■ TASK REQUIREMENTS
Find the string "Wellness" in the records and copy each line where it occurs.
(PROVIDED RECORDS begins)
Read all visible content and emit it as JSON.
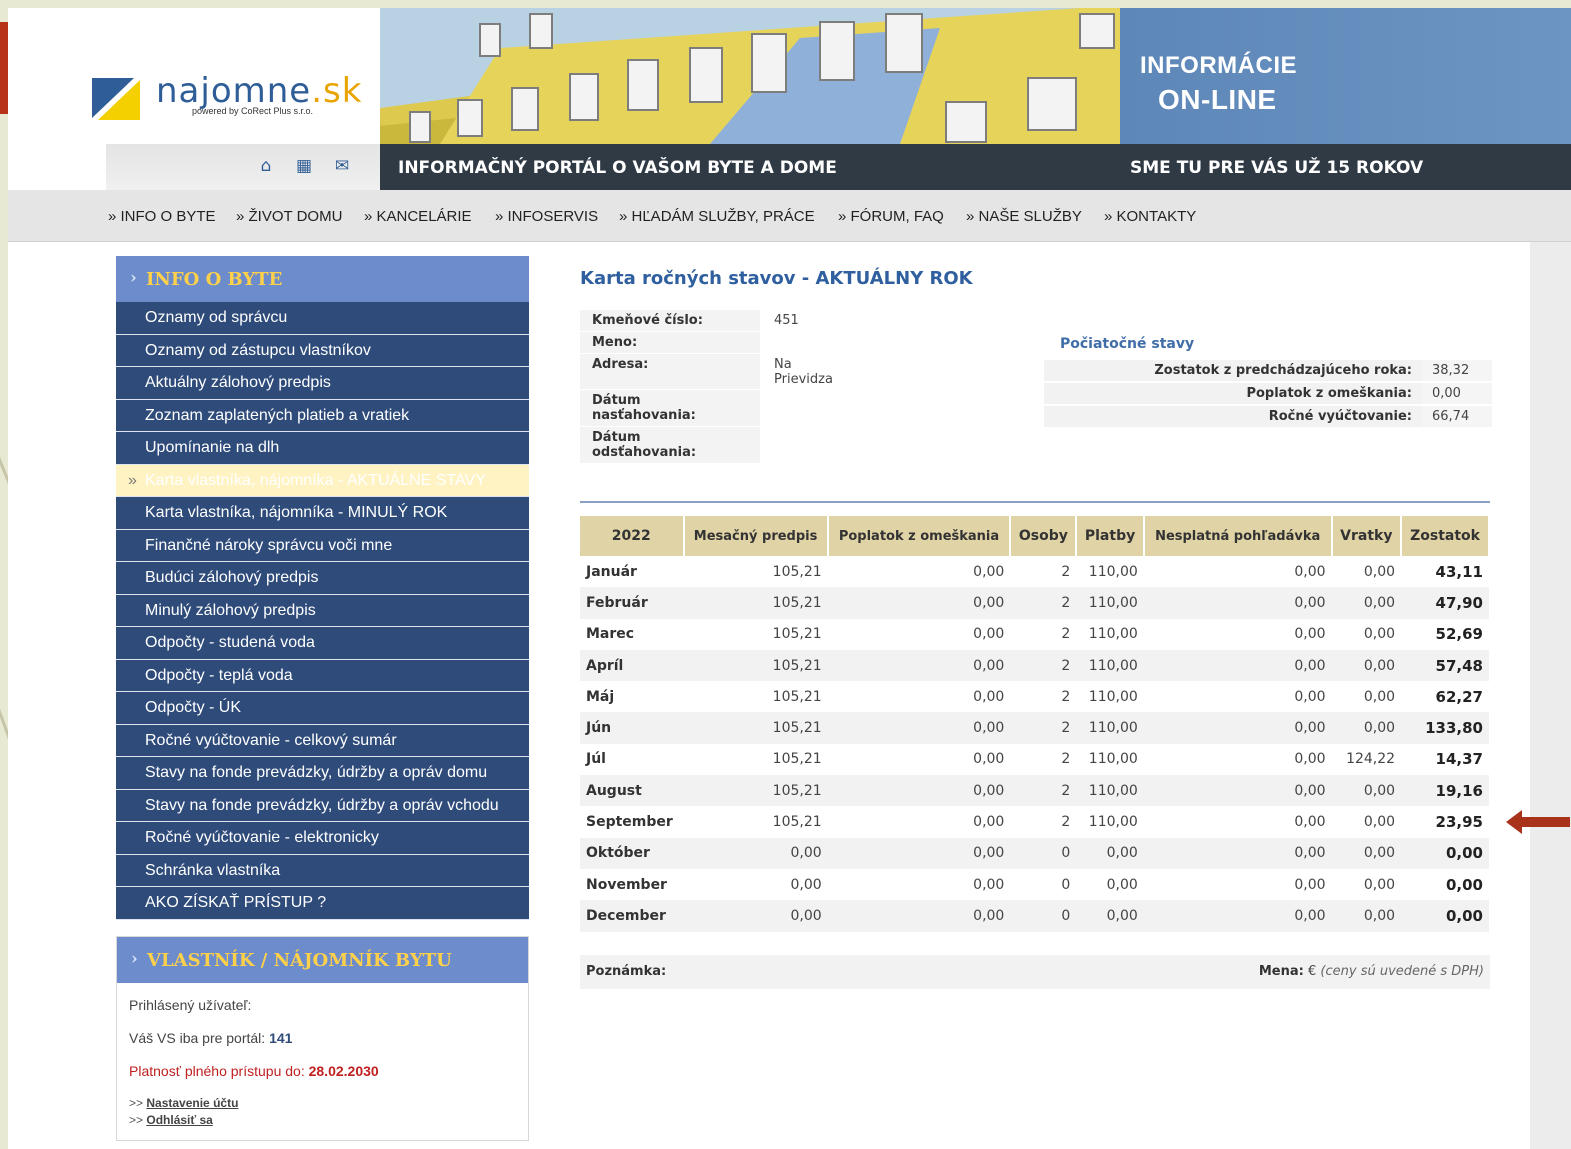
{
  "header": {
    "logo": {
      "name": "najomne",
      "tld": ".sk",
      "sub": "powered by CoRect Plus s.r.o."
    },
    "banner_line1": "INFORMÁCIE",
    "banner_line2": "ON-LINE",
    "portal_title": "INFORMAČNÝ PORTÁL O VAŠOM BYTE A DOME",
    "tagline": "SME TU PRE VÁS UŽ 15 ROKOV",
    "icons": [
      "home-icon",
      "building-icon",
      "mail-icon"
    ]
  },
  "nav": [
    "» INFO O BYTE",
    "» ŽIVOT DOMU",
    "» KANCELÁRIE",
    "» INFOSERVIS",
    "» HĽADÁM SLUŽBY, PRÁCE",
    "» FÓRUM, FAQ",
    "» NAŠE SLUŽBY",
    "» KONTAKTY"
  ],
  "sidebar": {
    "title": "INFO O BYTE",
    "items": [
      "Oznamy od správcu",
      "Oznamy od zástupcu vlastníkov",
      "Aktuálny zálohový predpis",
      "Zoznam zaplatených platieb a vratiek",
      "Upomínanie na dlh",
      "Karta vlastníka, nájomníka - AKTUÁLNE STAVY",
      "Karta vlastníka, nájomníka - MINULÝ ROK",
      "Finančné nároky správcu voči mne",
      "Budúci zálohový predpis",
      "Minulý zálohový predpis",
      "Odpočty - studená voda",
      "Odpočty - teplá voda",
      "Odpočty - ÚK",
      "Ročné vyúčtovanie - celkový sumár",
      "Stavy na fonde prevádzky, údržby a opráv domu",
      "Stavy na fonde prevádzky, údržby a opráv vchodu",
      "Ročné vyúčtovanie - elektronicky",
      "Schránka vlastníka",
      "AKO ZÍSKAŤ PRÍSTUP ?"
    ],
    "active_index": 5
  },
  "owner": {
    "title": "VLASTNÍK / NÁJOMNÍK BYTU",
    "logged_label": "Prihlásený užívateľ:",
    "vs_label": "Váš VS iba pre portál:",
    "vs_value": "141",
    "valid_label": "Platnosť plného prístupu do:",
    "valid_value": "28.02.2030",
    "links": [
      "Nastavenie účtu",
      "Odhlásiť sa"
    ]
  },
  "card": {
    "title": "Karta ročných stavov - AKTUÁLNY ROK",
    "fields": [
      {
        "label": "Kmeňové číslo:",
        "value": "451"
      },
      {
        "label": "Meno:",
        "value": ""
      },
      {
        "label": "Adresa:",
        "value": "Na\nPrievidza"
      },
      {
        "label": "Dátum nasťahovania:",
        "value": ""
      },
      {
        "label": "Dátum odsťahovania:",
        "value": ""
      }
    ],
    "initial_title": "Počiatočné stavy",
    "initial": [
      {
        "label": "Zostatok z predchádzajúceho roka:",
        "value": "38,32"
      },
      {
        "label": "Poplatok z omeškania:",
        "value": "0,00"
      },
      {
        "label": "Ročné vyúčtovanie:",
        "value": "66,74"
      }
    ]
  },
  "table": {
    "headers": [
      "2022",
      "Mesačný predpis",
      "Poplatok z omeškania",
      "Osoby",
      "Platby",
      "Nesplatná pohľadávka",
      "Vratky",
      "Zostatok"
    ],
    "rows": [
      [
        "Január",
        "105,21",
        "0,00",
        "2",
        "110,00",
        "0,00",
        "0,00",
        "43,11"
      ],
      [
        "Február",
        "105,21",
        "0,00",
        "2",
        "110,00",
        "0,00",
        "0,00",
        "47,90"
      ],
      [
        "Marec",
        "105,21",
        "0,00",
        "2",
        "110,00",
        "0,00",
        "0,00",
        "52,69"
      ],
      [
        "Apríl",
        "105,21",
        "0,00",
        "2",
        "110,00",
        "0,00",
        "0,00",
        "57,48"
      ],
      [
        "Máj",
        "105,21",
        "0,00",
        "2",
        "110,00",
        "0,00",
        "0,00",
        "62,27"
      ],
      [
        "Jún",
        "105,21",
        "0,00",
        "2",
        "110,00",
        "0,00",
        "0,00",
        "133,80"
      ],
      [
        "Júl",
        "105,21",
        "0,00",
        "2",
        "110,00",
        "0,00",
        "124,22",
        "14,37"
      ],
      [
        "August",
        "105,21",
        "0,00",
        "2",
        "110,00",
        "0,00",
        "0,00",
        "19,16"
      ],
      [
        "September",
        "105,21",
        "0,00",
        "2",
        "110,00",
        "0,00",
        "0,00",
        "23,95"
      ],
      [
        "Október",
        "0,00",
        "0,00",
        "0",
        "0,00",
        "0,00",
        "0,00",
        "0,00"
      ],
      [
        "November",
        "0,00",
        "0,00",
        "0",
        "0,00",
        "0,00",
        "0,00",
        "0,00"
      ],
      [
        "December",
        "0,00",
        "0,00",
        "0",
        "0,00",
        "0,00",
        "0,00",
        "0,00"
      ]
    ]
  },
  "note": {
    "label": "Poznámka:",
    "currency_label": "Mena:",
    "currency_value": "€",
    "vat_note": "(ceny sú uvedené s DPH)"
  },
  "colors": {
    "nav_blue": "#2e4b7a",
    "head_blue": "#6c8ccc",
    "accent_yellow": "#ffd04a",
    "table_header": "#e0d3a6",
    "arrow_red": "#a8321a"
  }
}
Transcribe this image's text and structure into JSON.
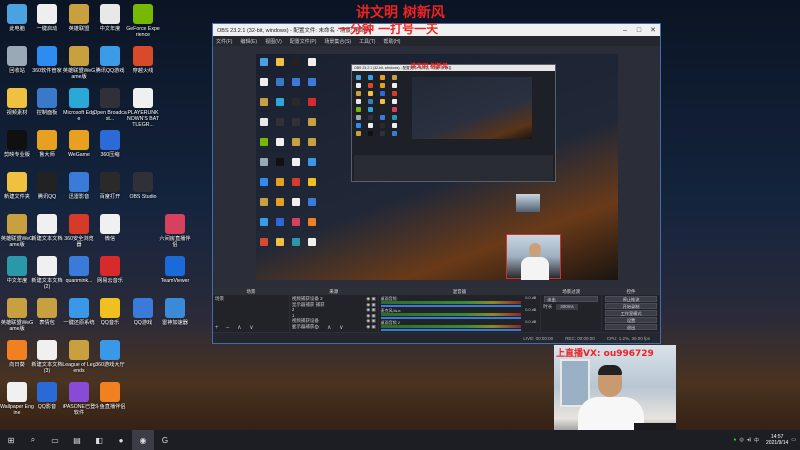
{
  "desktop_icons": [
    {
      "label": "此电脑",
      "color": "#4aa3e0"
    },
    {
      "label": "一键启动",
      "color": "#eeeeee"
    },
    {
      "label": "英雄联盟",
      "color": "#c8a040"
    },
    {
      "label": "中文年度",
      "color": "#e8e8e8"
    },
    {
      "label": "GeForce Experience",
      "color": "#76b900"
    },
    {
      "label": "回收站",
      "color": "#9aa8b8"
    },
    {
      "label": "360软件管家",
      "color": "#2d8cf0"
    },
    {
      "label": "英雄联盟WeGame版",
      "color": "#c8a040"
    },
    {
      "label": "腾讯QQ游戏",
      "color": "#3a9be8"
    },
    {
      "label": "穿越火线",
      "color": "#d84a2a"
    },
    {
      "label": "视频素材",
      "color": "#f0c040"
    },
    {
      "label": "控制面板",
      "color": "#3a78c8"
    },
    {
      "label": "Microsoft Edge",
      "color": "#2aa8d8"
    },
    {
      "label": "Open Broadcast...",
      "color": "#303038"
    },
    {
      "label": "PLAYERUNKNOWN'S BATTLEGR...",
      "color": "#f0f0f0"
    },
    {
      "label": "剪映专业版",
      "color": "#101010"
    },
    {
      "label": "鲁大师",
      "color": "#e8a020"
    },
    {
      "label": "WeGame",
      "color": "#e8a020"
    },
    {
      "label": "360压缩",
      "color": "#2d6ad8"
    },
    {
      "label": "新建文件夹",
      "color": "#f0c040"
    },
    {
      "label": "腾讯QQ",
      "color": "#222222"
    },
    {
      "label": "迅雷影音",
      "color": "#3a7ad8"
    },
    {
      "label": "百度打开",
      "color": "#2a2a2a"
    },
    {
      "label": "OBS Studio",
      "color": "#303038"
    },
    {
      "label": "英雄联盟WeGame版",
      "color": "#c8a040"
    },
    {
      "label": "新建文本文档",
      "color": "#f0f0f0"
    },
    {
      "label": "360安全浏览器",
      "color": "#d83a2a"
    },
    {
      "label": "微信",
      "color": "#f0f0f0"
    },
    {
      "label": "六间房直播伴侣",
      "color": "#d84060"
    },
    {
      "label": "中文年度",
      "color": "#2a98a8"
    },
    {
      "label": "新建文本文档 (2)",
      "color": "#f0f0f0"
    },
    {
      "label": "quanmink...",
      "color": "#3a7ad8"
    },
    {
      "label": "网易云音乐",
      "color": "#d82a2a"
    },
    {
      "label": "英雄联盟WeGame版",
      "color": "#c8a040"
    },
    {
      "label": "表情包",
      "color": "#c8a040"
    },
    {
      "label": "一键还原系统",
      "color": "#3a98e8"
    },
    {
      "label": "QQ音乐",
      "color": "#f0c020"
    },
    {
      "label": "QQ游戏",
      "color": "#3a7ad8"
    },
    {
      "label": "向日葵",
      "color": "#f08020"
    },
    {
      "label": "新建文本文档 (3)",
      "color": "#f0f0f0"
    },
    {
      "label": "League of Legends",
      "color": "#c8a040"
    },
    {
      "label": "360游戏大厅",
      "color": "#3a98e8"
    },
    {
      "label": "Wallpaper Engine",
      "color": "#f0f0f0"
    },
    {
      "label": "QQ影音",
      "color": "#2a6ad8"
    },
    {
      "label": "iPASONE已登软件",
      "color": "#8a4ad8"
    },
    {
      "label": "斗鱼直播伴侣",
      "color": "#f08020"
    },
    {
      "label": "TeamViewer",
      "color": "#1a6ad8"
    },
    {
      "label": "雷神加速器",
      "color": "#3a8ad8"
    }
  ],
  "obs": {
    "title": "OBS 23.2.1 (32-bit, windows) - 配置文件: 未命名 - 场景: 未命名",
    "menu": [
      "文件(F)",
      "编辑(E)",
      "视图(V)",
      "配置文件(P)",
      "场景集合(S)",
      "工具(T)",
      "帮助(H)"
    ],
    "docks": {
      "scenes": {
        "header": "场景",
        "items": [
          "场景"
        ]
      },
      "sources": {
        "header": "来源",
        "items": [
          "视频捕获设备 2",
          "显示器捕获 捕获",
          "2",
          "1",
          "视频捕获设备",
          "显示器捕获"
        ]
      },
      "mixer": {
        "header": "混音器",
        "channels": [
          {
            "label": "桌面音频",
            "db": "0.0 dB"
          },
          {
            "label": "麦克风/Aux",
            "db": "0.0 dB"
          },
          {
            "label": "桌面音频 2",
            "db": "0.0 dB"
          }
        ]
      },
      "transitions": {
        "header": "场景过渡",
        "type": "淡出",
        "duration_label": "时长",
        "duration": "300ms"
      },
      "controls": {
        "header": "控件",
        "buttons": [
          "停止推流",
          "开始录制",
          "工作室模式",
          "设置",
          "退出"
        ]
      }
    },
    "status": {
      "live": "LIVE: 00:00:00",
      "rec": "REC: 00:00:00",
      "cpu": "CPU: 1.2%, 30.00 fps"
    }
  },
  "overlay_text": {
    "line1": "讲文明 树新风",
    "line2": "一分钟 一打号一天"
  },
  "nested_overlay": "讲文明 树新风",
  "webcam_caption": "上直播VX: ou996729",
  "taskbar": {
    "items": [
      "⊞",
      "⌕",
      "▭",
      "▤",
      "◧",
      "●",
      "◉",
      "G"
    ],
    "time": "14:57",
    "date": "2021/9/14"
  }
}
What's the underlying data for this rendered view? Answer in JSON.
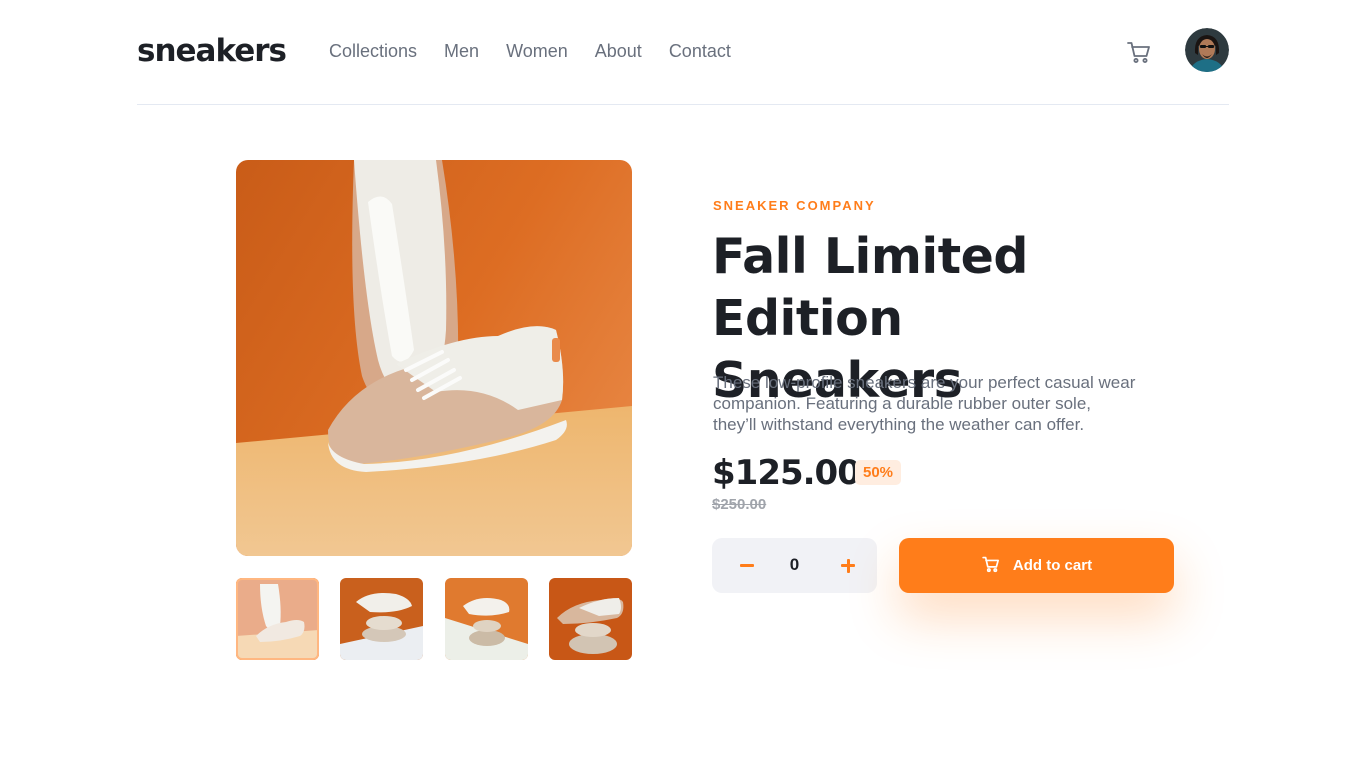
{
  "header": {
    "logo": "sneakers",
    "nav": [
      "Collections",
      "Men",
      "Women",
      "About",
      "Contact"
    ]
  },
  "icons": {
    "cart": "cart-icon",
    "avatar": "user-avatar"
  },
  "colors": {
    "accent": "#ff7d1a",
    "accent_light": "#ffede0",
    "dark": "#1d2026",
    "gray": "#69707d"
  },
  "product": {
    "company": "SNEAKER COMPANY",
    "title_line1": "Fall Limited Edition",
    "title_line2": "Sneakers",
    "description_line1": "These low-profile sneakers are your perfect casual wear",
    "description_line2": "companion. Featuring a durable rubber outer sole,",
    "description_line3": "they’ll withstand everything the weather can offer.",
    "price": "$125.00",
    "discount": "50%",
    "old_price": "$250.00",
    "quantity": "0",
    "add_to_cart": "Add to cart"
  }
}
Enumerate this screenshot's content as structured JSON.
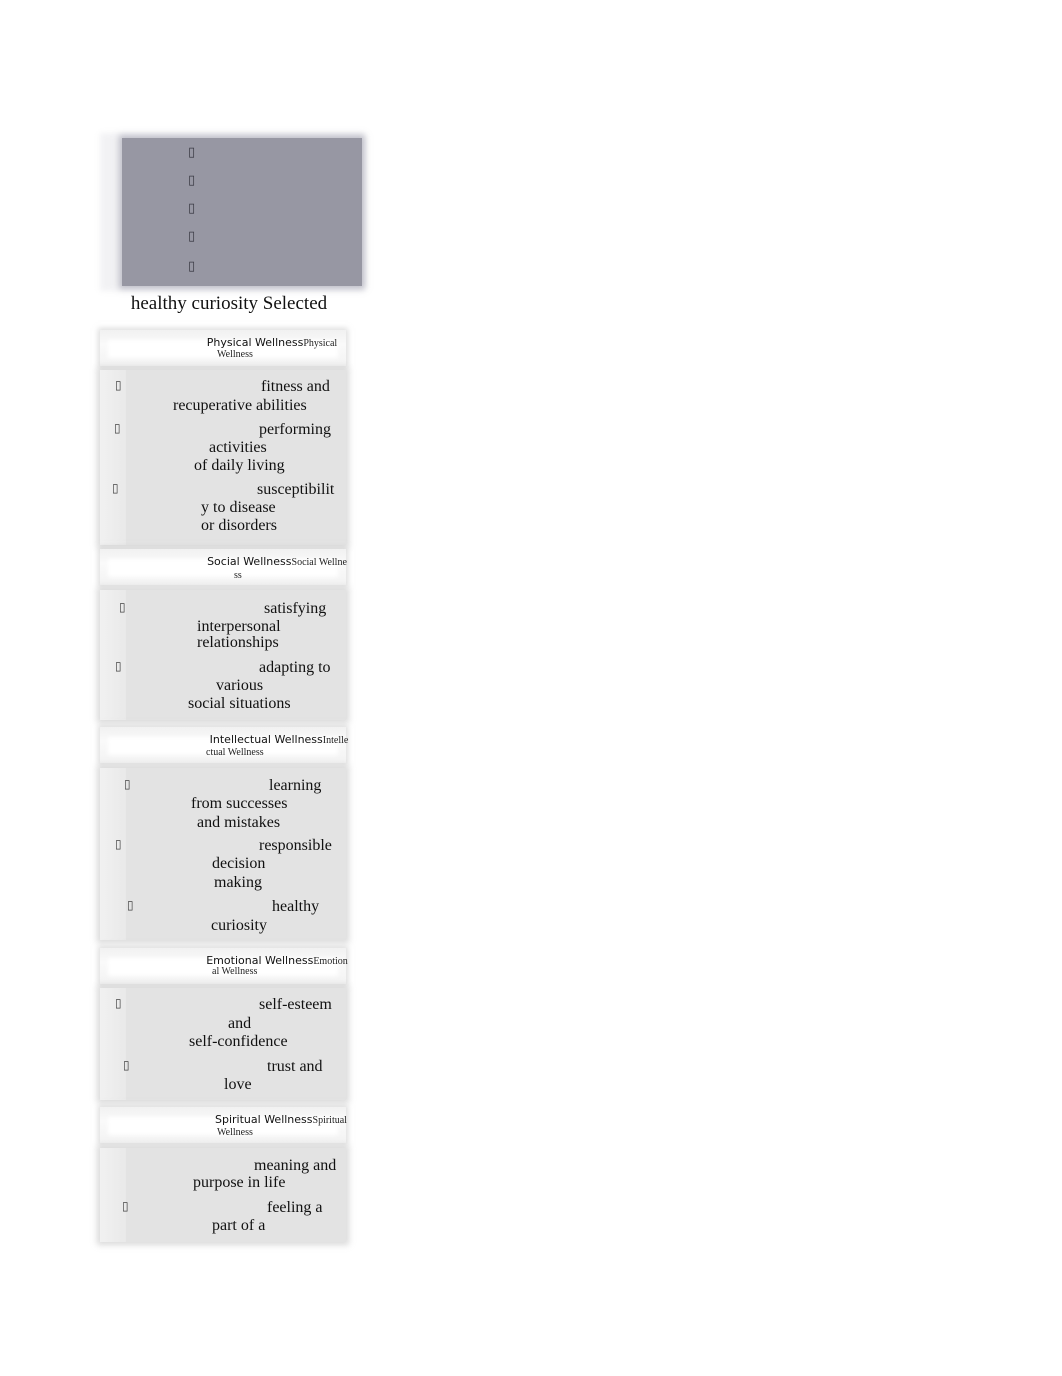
{
  "top_panel": {
    "icons": [
      "checkbox-glyph",
      "checkbox-glyph",
      "checkbox-glyph",
      "checkbox-glyph",
      "checkbox-glyph"
    ],
    "glyph": "▯",
    "background": "#9797a3"
  },
  "selected_caption": "healthy curiosity Selected",
  "sections": [
    {
      "title_sans": "Physical Wellness",
      "title_serif_1": "Physical",
      "title_serif_2": "Wellness",
      "items": [
        {
          "lines": [
            "fitness and",
            "recuperative abilities"
          ],
          "bullet": "▯"
        },
        {
          "lines": [
            "performing",
            "activities",
            "of daily living"
          ],
          "bullet": "▯"
        },
        {
          "lines": [
            "susceptibilit",
            "y to disease",
            "or disorders"
          ],
          "bullet": "▯"
        }
      ]
    },
    {
      "title_sans": "Social Wellness",
      "title_serif_1": "Social Wellne",
      "title_serif_2": "ss",
      "items": [
        {
          "lines": [
            "satisfying",
            "interpersonal",
            "relationships"
          ],
          "bullet": "▯"
        },
        {
          "lines": [
            "adapting to",
            "various",
            "social situations"
          ],
          "bullet": "▯"
        }
      ]
    },
    {
      "title_sans": "Intellectual Wellness",
      "title_serif_1": "Intelle",
      "title_serif_2": "ctual Wellness",
      "items": [
        {
          "lines": [
            "learning",
            "from successes",
            "and mistakes"
          ],
          "bullet": "▯"
        },
        {
          "lines": [
            "responsible",
            "decision",
            "making"
          ],
          "bullet": "▯"
        },
        {
          "lines": [
            "healthy",
            "curiosity"
          ],
          "bullet": "▯"
        }
      ]
    },
    {
      "title_sans": "Emotional Wellness",
      "title_serif_1": "Emotion",
      "title_serif_2": "al Wellness",
      "items": [
        {
          "lines": [
            "self-esteem",
            "and",
            "self-confidence"
          ],
          "bullet": "▯"
        },
        {
          "lines": [
            "trust and",
            "love"
          ],
          "bullet": "▯"
        }
      ]
    },
    {
      "title_sans": "Spiritual Wellness",
      "title_serif_1": "Spiritual",
      "title_serif_2": "Wellness",
      "items": [
        {
          "lines": [
            "meaning and",
            "purpose in life"
          ],
          "bullet": ""
        },
        {
          "lines": [
            "feeling a",
            "part of a"
          ],
          "bullet": "▯"
        }
      ]
    }
  ]
}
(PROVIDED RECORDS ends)
■ WRITTEN SOLUTION
      "title_sans": "Physical Wellness",
      "title_serif_2": "Wellness",
      "title_sans": "Social Wellness",
      "title_sans": "Intellectual Wellness",
      "title_serif_2": "ctual Wellness",
      "title_sans": "Emotional Wellness",
      "title_serif_2": "al Wellness",
      "title_sans": "Spiritual Wellness",
      "title_serif_2": "Wellness",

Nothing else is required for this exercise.